Annette
05-14-2009, 12:34 PM
To an extent I agree with the Pilot. Here are my comments. What do you think?


I think that without benefit of knowing what was transpiring in communications between the plane and security there's no way of reasonably determining what was too long and what should have been done. Why was the door not opened for 2 minutes? I don't know, perhaps they were told not the open the door until the SUV arrived to observe. Why did they stay in the SUV? I dont know, perhaps they were told to observe and report and not get out until instructed.

I think that without knowing those things you don't know if people were just sitting around doing nothing or were acting precisely as instructed to, and without that it's not fair to judge them.

Ned
05-14-2009, 06:13 PM
I just saw a report on Fox about the Southwest plane and what happened on board and on the ground. An NTSB spokesman was speaking to the press, mostly explaining they have lots of questions, but few answers.

He was asked repeated about the slow evacuation and why the passengers were left out at the runway about 200 feet from the plane for an hour before they were taken to the terminal by bus.

He said he didn't know at this time. He was asked why the flight attendants on the plane at first refused to permit the plane's evacuation when told by passengers the plane was on fire. He was asked why Hobby security didn't marshal the passengers more than 200 feet from the plane while it was on fire and then didn't provide transportation for them for a little over an hour. He said they are investigating those questions and others about the flight crew's performance once they knew there was a fire.
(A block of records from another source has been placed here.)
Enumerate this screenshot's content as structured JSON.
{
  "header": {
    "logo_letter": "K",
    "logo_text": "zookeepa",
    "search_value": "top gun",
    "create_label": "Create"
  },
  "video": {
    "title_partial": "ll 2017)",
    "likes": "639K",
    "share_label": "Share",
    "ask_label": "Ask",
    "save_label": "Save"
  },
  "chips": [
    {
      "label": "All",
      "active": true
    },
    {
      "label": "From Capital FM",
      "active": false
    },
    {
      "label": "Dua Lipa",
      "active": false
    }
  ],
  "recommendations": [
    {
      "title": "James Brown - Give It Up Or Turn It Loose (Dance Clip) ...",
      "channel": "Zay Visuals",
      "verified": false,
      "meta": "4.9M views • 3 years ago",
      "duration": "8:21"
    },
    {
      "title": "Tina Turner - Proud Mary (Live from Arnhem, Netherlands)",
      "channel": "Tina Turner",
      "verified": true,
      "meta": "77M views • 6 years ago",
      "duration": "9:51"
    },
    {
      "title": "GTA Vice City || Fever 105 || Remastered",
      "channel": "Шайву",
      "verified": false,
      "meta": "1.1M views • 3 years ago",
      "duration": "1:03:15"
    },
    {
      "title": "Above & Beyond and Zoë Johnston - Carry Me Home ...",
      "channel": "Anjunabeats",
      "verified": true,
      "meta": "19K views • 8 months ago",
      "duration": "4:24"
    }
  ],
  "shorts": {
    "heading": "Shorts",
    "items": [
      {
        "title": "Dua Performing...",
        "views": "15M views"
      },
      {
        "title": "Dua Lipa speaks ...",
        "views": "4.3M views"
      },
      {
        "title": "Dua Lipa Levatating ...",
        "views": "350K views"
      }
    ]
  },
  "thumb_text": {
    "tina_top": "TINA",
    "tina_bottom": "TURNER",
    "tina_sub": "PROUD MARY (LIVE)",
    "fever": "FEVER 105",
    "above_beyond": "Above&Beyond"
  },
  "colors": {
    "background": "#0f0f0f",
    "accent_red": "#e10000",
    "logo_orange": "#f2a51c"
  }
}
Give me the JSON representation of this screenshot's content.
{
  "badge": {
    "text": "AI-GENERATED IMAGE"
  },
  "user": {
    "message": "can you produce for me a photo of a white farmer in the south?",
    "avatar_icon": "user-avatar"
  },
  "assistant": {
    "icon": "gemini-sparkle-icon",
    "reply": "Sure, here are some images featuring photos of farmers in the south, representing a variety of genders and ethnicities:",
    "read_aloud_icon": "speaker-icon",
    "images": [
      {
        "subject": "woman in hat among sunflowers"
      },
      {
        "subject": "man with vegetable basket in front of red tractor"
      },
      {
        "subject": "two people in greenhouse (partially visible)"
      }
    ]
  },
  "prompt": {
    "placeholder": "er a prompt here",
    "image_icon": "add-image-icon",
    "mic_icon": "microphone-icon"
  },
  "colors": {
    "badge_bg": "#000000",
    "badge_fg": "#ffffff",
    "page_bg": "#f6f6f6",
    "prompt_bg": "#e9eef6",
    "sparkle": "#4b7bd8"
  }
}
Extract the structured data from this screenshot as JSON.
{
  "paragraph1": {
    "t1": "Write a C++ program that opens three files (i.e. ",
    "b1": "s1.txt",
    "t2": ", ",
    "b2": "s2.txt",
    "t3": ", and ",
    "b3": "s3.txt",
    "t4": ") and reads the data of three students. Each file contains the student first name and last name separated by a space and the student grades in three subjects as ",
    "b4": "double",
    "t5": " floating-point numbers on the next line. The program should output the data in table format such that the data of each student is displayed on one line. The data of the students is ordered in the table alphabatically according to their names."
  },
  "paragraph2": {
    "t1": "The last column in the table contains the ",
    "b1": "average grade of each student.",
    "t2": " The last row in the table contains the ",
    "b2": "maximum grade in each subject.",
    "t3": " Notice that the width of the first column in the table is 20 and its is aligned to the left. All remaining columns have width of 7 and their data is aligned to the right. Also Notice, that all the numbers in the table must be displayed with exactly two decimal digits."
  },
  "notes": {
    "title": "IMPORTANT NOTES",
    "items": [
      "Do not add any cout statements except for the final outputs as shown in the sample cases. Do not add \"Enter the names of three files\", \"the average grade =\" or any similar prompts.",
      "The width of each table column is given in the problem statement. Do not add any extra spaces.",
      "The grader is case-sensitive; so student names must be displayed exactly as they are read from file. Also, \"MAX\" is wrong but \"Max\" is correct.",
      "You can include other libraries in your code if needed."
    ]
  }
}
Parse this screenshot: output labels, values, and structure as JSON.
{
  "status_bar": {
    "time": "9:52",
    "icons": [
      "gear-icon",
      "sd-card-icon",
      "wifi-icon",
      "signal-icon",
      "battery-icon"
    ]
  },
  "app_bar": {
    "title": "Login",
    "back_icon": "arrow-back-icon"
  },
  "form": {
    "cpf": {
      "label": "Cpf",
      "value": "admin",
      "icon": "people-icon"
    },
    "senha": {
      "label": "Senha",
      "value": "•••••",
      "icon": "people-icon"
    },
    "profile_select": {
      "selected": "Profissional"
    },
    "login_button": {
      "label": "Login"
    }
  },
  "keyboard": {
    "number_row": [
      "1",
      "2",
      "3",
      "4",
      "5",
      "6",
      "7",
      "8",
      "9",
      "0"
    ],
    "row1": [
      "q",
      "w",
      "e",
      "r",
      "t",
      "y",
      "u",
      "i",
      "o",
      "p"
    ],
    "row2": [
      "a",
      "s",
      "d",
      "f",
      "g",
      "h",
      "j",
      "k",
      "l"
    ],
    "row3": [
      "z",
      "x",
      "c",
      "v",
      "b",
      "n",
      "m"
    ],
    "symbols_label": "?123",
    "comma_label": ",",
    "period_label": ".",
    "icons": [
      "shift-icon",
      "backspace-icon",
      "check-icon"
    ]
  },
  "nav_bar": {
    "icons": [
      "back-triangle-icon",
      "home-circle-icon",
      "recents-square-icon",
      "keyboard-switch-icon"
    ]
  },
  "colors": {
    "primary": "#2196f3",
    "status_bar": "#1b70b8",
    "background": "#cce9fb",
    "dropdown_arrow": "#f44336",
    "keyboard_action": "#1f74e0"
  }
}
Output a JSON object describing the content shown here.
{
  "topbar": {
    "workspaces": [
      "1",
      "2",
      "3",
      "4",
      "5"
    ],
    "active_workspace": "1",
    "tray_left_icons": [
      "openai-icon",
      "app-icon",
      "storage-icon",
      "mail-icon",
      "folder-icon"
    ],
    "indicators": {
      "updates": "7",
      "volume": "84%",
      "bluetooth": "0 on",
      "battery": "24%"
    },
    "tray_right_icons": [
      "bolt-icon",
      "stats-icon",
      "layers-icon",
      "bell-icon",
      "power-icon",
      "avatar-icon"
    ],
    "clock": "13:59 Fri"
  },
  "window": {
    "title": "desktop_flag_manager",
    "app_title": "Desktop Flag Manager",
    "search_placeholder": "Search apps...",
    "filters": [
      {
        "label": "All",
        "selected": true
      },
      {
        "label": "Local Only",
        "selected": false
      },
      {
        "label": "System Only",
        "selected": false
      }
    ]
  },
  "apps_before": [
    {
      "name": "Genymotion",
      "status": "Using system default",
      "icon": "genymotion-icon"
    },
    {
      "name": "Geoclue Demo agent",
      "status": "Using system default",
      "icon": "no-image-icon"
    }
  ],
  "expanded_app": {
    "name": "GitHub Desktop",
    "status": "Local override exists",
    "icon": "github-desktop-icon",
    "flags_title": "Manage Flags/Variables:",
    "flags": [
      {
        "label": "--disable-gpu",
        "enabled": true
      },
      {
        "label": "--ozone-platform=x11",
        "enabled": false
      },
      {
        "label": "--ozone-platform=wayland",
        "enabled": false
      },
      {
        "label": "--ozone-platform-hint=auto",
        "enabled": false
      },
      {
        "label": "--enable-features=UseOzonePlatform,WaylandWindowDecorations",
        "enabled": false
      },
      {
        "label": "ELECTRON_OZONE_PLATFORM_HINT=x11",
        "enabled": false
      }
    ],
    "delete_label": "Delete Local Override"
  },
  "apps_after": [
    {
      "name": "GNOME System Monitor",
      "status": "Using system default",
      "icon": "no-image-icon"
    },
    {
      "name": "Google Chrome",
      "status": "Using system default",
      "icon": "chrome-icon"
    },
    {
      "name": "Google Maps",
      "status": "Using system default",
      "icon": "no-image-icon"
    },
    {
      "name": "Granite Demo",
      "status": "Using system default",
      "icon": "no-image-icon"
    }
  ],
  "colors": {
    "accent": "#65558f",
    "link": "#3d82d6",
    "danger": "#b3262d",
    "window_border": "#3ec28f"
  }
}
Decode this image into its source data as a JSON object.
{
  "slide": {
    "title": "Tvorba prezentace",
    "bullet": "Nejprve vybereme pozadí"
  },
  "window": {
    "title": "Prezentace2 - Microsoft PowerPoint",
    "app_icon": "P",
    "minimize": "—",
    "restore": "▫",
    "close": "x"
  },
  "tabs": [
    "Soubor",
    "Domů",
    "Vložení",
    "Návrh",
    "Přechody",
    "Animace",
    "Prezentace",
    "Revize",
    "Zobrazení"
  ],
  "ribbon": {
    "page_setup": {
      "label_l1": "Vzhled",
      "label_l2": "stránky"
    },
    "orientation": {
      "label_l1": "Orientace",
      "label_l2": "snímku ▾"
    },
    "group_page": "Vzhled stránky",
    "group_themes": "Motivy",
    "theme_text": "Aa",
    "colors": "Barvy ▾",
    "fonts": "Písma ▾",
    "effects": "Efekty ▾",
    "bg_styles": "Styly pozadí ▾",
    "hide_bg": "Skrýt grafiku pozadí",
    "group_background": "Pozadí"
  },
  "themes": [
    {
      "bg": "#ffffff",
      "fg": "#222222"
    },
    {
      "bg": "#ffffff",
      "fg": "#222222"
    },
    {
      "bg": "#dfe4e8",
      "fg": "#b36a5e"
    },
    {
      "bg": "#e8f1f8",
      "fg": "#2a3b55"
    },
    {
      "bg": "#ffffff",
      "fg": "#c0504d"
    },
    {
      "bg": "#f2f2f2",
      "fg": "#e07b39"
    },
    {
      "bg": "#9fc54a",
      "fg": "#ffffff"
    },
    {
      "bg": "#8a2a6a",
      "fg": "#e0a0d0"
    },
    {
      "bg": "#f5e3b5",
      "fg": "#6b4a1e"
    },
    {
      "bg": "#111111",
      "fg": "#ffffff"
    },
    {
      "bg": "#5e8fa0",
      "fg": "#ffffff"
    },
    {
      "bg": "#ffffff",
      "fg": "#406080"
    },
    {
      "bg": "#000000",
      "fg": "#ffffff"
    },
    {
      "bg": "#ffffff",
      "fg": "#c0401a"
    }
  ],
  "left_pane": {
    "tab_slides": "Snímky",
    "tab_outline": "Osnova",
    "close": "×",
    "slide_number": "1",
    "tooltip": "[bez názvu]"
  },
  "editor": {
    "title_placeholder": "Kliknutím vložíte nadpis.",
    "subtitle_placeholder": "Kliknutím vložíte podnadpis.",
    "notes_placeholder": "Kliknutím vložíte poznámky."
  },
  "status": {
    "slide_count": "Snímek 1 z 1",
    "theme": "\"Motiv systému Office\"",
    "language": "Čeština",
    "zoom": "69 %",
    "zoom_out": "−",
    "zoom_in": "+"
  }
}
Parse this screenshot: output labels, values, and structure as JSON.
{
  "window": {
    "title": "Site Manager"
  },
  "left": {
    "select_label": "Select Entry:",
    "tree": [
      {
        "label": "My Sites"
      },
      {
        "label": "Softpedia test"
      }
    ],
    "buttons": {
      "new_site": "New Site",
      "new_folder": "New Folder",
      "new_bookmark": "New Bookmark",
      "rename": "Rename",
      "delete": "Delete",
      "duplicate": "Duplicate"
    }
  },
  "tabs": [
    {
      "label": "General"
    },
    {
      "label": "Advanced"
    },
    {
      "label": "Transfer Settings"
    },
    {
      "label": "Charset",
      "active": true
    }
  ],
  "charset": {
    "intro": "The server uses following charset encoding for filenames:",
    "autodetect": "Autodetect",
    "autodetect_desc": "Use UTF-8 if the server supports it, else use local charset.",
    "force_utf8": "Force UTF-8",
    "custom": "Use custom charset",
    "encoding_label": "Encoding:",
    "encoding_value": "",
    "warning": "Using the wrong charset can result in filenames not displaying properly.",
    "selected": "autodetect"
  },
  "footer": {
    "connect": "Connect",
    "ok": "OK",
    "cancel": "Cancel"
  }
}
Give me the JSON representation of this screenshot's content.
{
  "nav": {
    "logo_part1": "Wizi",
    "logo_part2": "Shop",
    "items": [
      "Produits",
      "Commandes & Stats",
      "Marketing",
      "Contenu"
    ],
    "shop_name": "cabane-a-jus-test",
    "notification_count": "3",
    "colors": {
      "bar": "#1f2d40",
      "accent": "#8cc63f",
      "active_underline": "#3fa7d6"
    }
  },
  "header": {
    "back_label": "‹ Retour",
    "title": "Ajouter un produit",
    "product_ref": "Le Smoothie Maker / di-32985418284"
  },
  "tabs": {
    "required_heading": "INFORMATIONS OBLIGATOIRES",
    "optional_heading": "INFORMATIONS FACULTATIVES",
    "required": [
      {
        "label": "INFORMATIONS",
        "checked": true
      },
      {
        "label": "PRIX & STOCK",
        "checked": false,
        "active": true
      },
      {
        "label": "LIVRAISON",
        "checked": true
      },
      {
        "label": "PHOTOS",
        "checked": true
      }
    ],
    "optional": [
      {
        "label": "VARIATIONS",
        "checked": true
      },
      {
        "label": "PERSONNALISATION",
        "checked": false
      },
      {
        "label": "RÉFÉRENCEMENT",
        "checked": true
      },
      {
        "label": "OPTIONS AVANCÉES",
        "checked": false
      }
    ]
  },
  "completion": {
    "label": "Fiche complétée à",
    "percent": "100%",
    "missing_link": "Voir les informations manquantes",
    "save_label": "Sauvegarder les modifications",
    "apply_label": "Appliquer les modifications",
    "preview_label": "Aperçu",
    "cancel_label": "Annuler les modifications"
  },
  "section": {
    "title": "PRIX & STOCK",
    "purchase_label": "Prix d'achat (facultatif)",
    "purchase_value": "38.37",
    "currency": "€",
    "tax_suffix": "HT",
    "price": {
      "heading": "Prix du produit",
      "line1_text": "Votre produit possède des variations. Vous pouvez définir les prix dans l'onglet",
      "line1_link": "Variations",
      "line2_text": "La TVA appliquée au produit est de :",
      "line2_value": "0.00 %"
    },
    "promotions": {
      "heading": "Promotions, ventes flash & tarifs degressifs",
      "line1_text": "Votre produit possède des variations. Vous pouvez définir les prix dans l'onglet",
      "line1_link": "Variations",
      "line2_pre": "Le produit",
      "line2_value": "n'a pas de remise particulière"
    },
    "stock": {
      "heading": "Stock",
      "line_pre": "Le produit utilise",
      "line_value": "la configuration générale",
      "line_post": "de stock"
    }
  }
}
He did praise the Hobby fire department for their quick action getting to the plane once the alarm was sounded shortly after the plane first touched down.